HotPaw Piano Roll Music Spectrograph - A Visual Music Transcription Assistant
This is a Mac OS X version of the HotPaw Music Spectrograph app for iOS devices.
Visualize and reverse engineer sound and music. The Music Spectrograph displays music and sound as it might appear on a live piano-roll or MIDI/Music editor. The scrolling graph is of music pitch frequencies versus time. This form of sound visualization can assist with the transcription of music (but only if you ignore harmonics and overtone frequencies). In addition, you can also slow down the audio play rate to make it even easier to transcribe music, or even freeze music in time, using a built-in custom audio re-synthesis mode.
The HotPaw Musical Piano Roll Spectrograph creates a scrolling 12th-octave MIDI pitch-centered spectrogram, either from microphone input or synchronized with playing a sound or music file. To analyze a song in your iTunes library, hit the "Pick Tune" button and choose a music file. Hit the "Use Mic" button on the Music Control panel to switch back to analyzing live audio.

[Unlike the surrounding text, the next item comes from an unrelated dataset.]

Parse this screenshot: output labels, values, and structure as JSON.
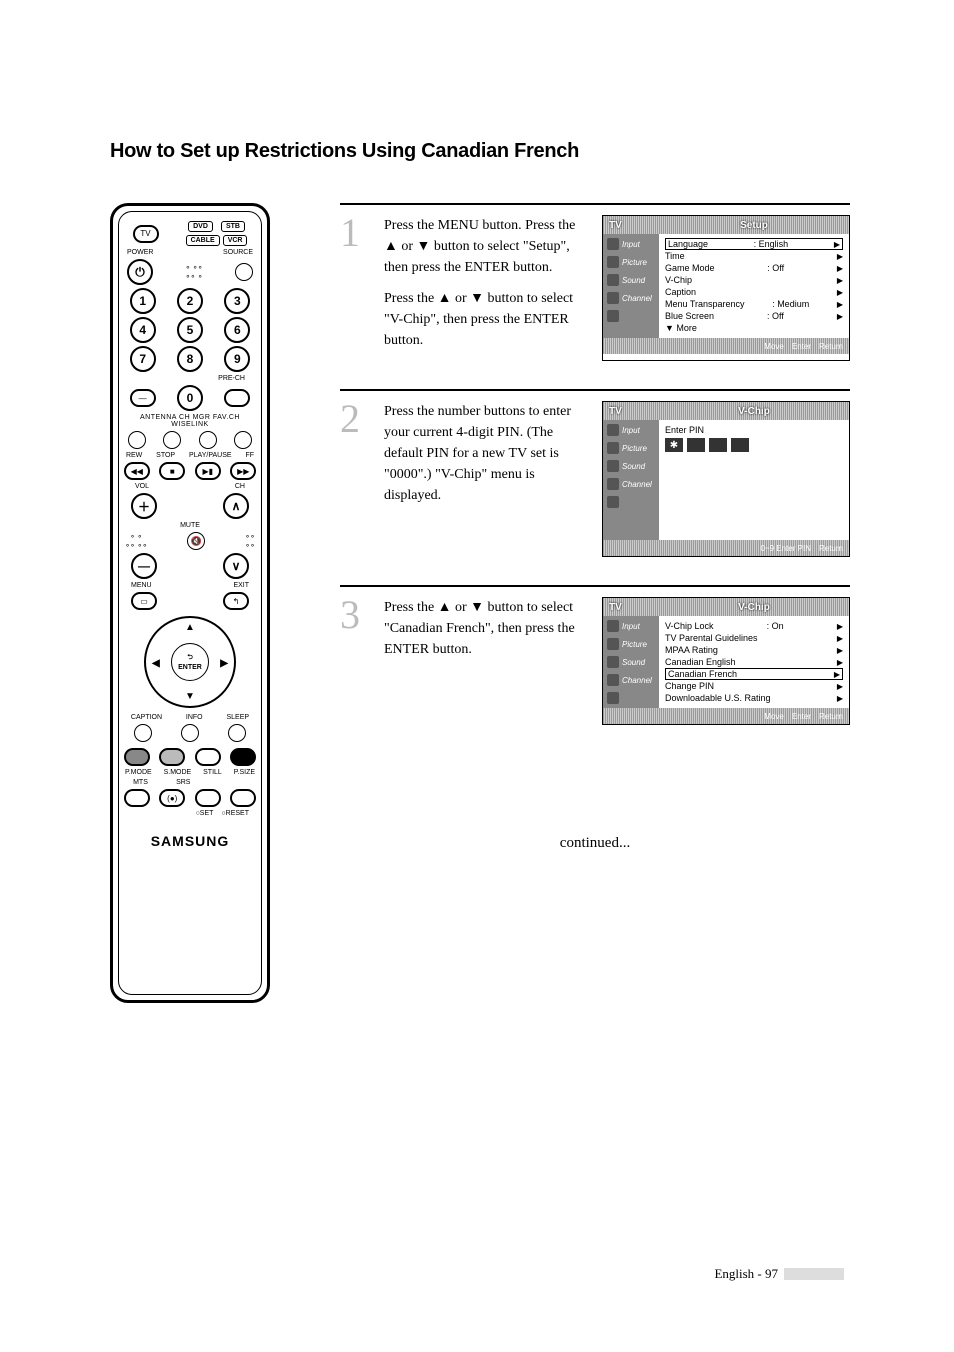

- 12th-octave MIDI-pitch-centered spectrograph (also called a sonogram)
- Speed up or slow down music play, or even freeze sound in time.
- Color frequencies to see if they are in-tune or out-of-tune
- Color frequencies for loudness, or graph in black-and-white
Music playback during spectrograph analysis is monophonic only, as only 1 channel is visualized. To help remove vocals on many common pop tune mixes, you can select L-R in the Tunes display. The current version of the Music Spectrograph application is limited to up to 10 minutes in length of music for MIDI visualization. Not all iTunes file formats supported. DRM protected music files are not supported.
Please Note: For most musical sounds, you will see LOTS of overtones and harmonics, not just the fundamental note pitch frequencies. Some musical expertise will be required to separate the actual notes from among this series of overtones. Drums and percussion in common pop, rock, and jazz music can also fill the spectrum with wideband noise that can hide the pitch of other instruments, including any melody.
Added a waveform window.
Ratings and Reviews
Nice spectrogram display, great for teaching
I teach courses related to the psychology of music, and this is one of the best applications of this sort that I have encountered.
I use these sorts of programs to illustrate harmonics — what aspects of the spectrum change with different periodicity (pitch) and spectral shapes (timbres).
It’s also fun to look at the running frequency content of music, especially music with vocals.
1) very easy to use (unlike many other spectrogram programs where one must find the right parameters to effectively display music),
2) the display is beautiful,
3) it can play music files (I have only tried MP3) or use microphone input
4) there is a spectrum analyzer window that shows the spectrum at each moment.
5) it seems to run flawlessly, have not had a crash thus far
6) it tracks individual harmonics very well
7) one can speed up or slow down recorded music tracks (0.12x - 3x)
8) the 5kHz frequency cutoff for the spectrogram is appropriate for music visualization
9) piano keyboard mapped to spectrogram allows identification of particular note fundamental frequencies (F0s) for transcription purposes
1) an oscilloscope window with triggering and time window parameters judiciously chosen for music (say a window of 50 ms duration) would be nice
2) the automatic gain control is great, but some sort of robust or adaptive scaling of the spectrogram gain would be desirable — one manually adjusts the gain to show the features one wants to visualize
3) It wasn’t clear what one or two of the controls do (labels might help)
4) I would also add a running short-time autocorrelation window (lags of 0-50 ms) to show pitch (F0)
With Family Sharing set up, up to six family members can use this app.